Policy 9.46 also holds the school district responsible for any and all mistakes made by students. This means that if someone wanted to sue the Lasso for whatever reason, the school would be directly responsible and be the party faced with the suit. Under the policy I have written, the responsibility of the paper is taken away from the school and placed in the hands of the students, under the supervision of the adviser. And for the record, there has never been a recorded case of a high school newspaper that has a policy of free press being sued in the United States.

Countless states and surrounding schools have made the monumental decision to give their students the freedoms they deserve. Every public school in Washington, D.C. The entire state of Maryland, Illinois, and California. There are more.

Chantilly High School has been operating under a free press policy for five years now, and the paper, yearbook, and individual writers have been award winners of the Columbia Scholastic Press Association for many of those years. We belong to this same Association, as do publications across the country, but we are a small minority of those under the restrictions of prior review. As a result, we struggle each year to place among large publications or earn awards because we cannot publish pieces that make the impact that CSPA looks for.

Awards aside, we want to publish pieces that matter to our students. This policy deters us from considering sensitive topics. Teen pregnancy and drug and alcohol abuse impact my peers and there are countless stories that deserve to be written concerning these topics, but under this policy, they cannot.

Organizations such as the Student Press Law Center, Journalism Education Association, and National Coalition Against Censorship all rally behind this cause for free expression through school publications. Journalism educators and judges around the country have urged schools to support and foster student free expression because it is key to persuading young people “that our Constitution is a living reality, not [just] parchment preserved under glass.”

Last year, Madison High School students fought the same fight that I fight today and won. Madison is ranked third in Virginia by the U.S. News. These are large schools that we consider to be our peers. Why are we behind the times? What are we waiting for? Why not Virginia? Why not Falls Church?

Falls Church City takes pride in their students, as they should. It’s difficult, however, to hear administrators talk about how proud of us they are, when they have no trust in us to publish our own perspective without approval. Give us a reason to make you proud. Trust your students, and trust this paper.

Repeal policy 9.46 and make history. Thank you.

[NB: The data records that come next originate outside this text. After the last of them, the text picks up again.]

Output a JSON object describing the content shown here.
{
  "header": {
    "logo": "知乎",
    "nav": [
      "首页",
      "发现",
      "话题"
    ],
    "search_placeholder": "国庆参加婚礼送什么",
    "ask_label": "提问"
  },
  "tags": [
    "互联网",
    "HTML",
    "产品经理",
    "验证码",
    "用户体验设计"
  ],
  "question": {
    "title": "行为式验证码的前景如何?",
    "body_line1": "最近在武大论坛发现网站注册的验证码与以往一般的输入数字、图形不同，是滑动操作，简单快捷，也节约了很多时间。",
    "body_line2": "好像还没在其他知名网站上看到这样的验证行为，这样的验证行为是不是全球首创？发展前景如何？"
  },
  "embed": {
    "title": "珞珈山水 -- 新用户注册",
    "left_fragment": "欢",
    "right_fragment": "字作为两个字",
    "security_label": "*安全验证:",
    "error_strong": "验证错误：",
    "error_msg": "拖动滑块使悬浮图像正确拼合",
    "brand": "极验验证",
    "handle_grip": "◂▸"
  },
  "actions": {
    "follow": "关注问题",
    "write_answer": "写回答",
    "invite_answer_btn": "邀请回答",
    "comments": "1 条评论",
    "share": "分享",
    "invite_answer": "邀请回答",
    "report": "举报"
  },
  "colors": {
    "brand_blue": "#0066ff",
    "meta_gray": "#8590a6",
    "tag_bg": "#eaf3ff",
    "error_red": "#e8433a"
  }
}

Read the text of Karstens’ revised proposal submitted to FCCPS School Board
Read the letter of support to FCCPS School Board by National Coalition Against Censorship
Read a profile of Karstens in the Falls Church News-Press